Martyr Eudocia of Heliopolis (160-170).
Martyr Antonina of Nicaea (3rd c.-4th c.). Virgin Domnina, ascetic, near Cyrrhus (450-460). St. Martyrius, founder of Zelenets Monastery (Novgorod) (1603).
New Hieromartyrs Anthony (Korzh), hierodeacon of Kiziltash Monastery (Crimea), Peter Lyubimov, archpriest, of Kishkino (Moscow), and Benjamin Famintsev, archpriest, of Meshcherino (Moscow) (1938). New Martyr Abbess Antonina of Kizliar (1924).
St. Albinus, bishop of Angers (550). St. David of Wales, bishop (6th c.). St. Suitbert (Swidbert), bishop in southern Westphalia and monastic founder on the Rhine River (713). St. Leo-Luke of Corleone, Sicily (ca. 900). St. Agapius of Kolitsou Skete of Vatopedi, Mt. Athos, and his four companions (13th c.). New Martyr Paraskevas of Trebizond (1659).
Baptism (kreshenie) in the Russian language sounds
like cross (krest). This is fortunate consonance,
for although the visible action of baptism is submersion,
its essence is a co-crucifixion with Christ on the inner,
spiritual cross. The Apostle Paul says: our old man is
crucified with him in baptism (Rom. 6:6). This is not
some sort of mechanical act, but a moral change, or a
revolution of thoughts, goals, desires, and sympathies.
Before, all of these were stained with self-pleasure; now
all are selflessly dedicated to God, in Christ Jesus, by
the grace of the Holy Spirit. [If you were baptized as an
infant] you will say, “I didn’t understand
that when I was baptized.” Now you understand; set
it in your conscience to carry out the meaning of baptism,
for your baptism is indelible.
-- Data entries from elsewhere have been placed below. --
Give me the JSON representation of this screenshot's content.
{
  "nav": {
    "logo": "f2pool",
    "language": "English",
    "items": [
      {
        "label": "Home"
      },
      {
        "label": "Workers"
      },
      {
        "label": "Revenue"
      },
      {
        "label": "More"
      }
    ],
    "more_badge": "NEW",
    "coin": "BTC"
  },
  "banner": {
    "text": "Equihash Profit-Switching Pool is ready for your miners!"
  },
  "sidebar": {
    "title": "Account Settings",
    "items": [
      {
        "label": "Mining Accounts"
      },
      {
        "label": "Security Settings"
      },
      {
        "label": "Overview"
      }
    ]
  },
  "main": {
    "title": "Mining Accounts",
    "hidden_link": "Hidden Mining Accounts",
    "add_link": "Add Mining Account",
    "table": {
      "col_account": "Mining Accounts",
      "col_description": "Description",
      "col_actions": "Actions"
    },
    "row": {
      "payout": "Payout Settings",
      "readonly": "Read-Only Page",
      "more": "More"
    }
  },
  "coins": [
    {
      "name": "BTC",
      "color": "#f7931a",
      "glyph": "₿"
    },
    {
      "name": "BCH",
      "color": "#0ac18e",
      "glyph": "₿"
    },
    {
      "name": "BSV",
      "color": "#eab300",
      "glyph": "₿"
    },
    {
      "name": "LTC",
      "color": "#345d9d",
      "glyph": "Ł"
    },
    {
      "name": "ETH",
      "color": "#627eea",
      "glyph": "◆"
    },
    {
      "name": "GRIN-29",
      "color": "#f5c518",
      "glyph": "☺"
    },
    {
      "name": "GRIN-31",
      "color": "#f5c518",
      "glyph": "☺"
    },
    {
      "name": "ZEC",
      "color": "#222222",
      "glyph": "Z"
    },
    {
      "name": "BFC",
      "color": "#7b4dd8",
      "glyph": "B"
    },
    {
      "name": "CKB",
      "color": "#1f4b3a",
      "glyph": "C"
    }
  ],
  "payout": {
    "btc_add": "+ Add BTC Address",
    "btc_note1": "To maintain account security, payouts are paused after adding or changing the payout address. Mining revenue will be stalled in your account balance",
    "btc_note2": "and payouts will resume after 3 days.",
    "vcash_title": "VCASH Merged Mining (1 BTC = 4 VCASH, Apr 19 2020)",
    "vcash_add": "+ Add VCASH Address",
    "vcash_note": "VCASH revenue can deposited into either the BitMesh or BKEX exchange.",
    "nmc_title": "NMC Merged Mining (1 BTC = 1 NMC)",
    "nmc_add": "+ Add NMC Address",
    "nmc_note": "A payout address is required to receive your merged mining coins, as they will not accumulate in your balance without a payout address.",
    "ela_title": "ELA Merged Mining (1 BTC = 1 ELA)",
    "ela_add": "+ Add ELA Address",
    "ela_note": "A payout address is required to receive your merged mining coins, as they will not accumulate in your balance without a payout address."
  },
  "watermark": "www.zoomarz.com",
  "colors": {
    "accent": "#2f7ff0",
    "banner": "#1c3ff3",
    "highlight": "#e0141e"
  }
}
Even at the judgement its
seal will be visible either for you, or against you.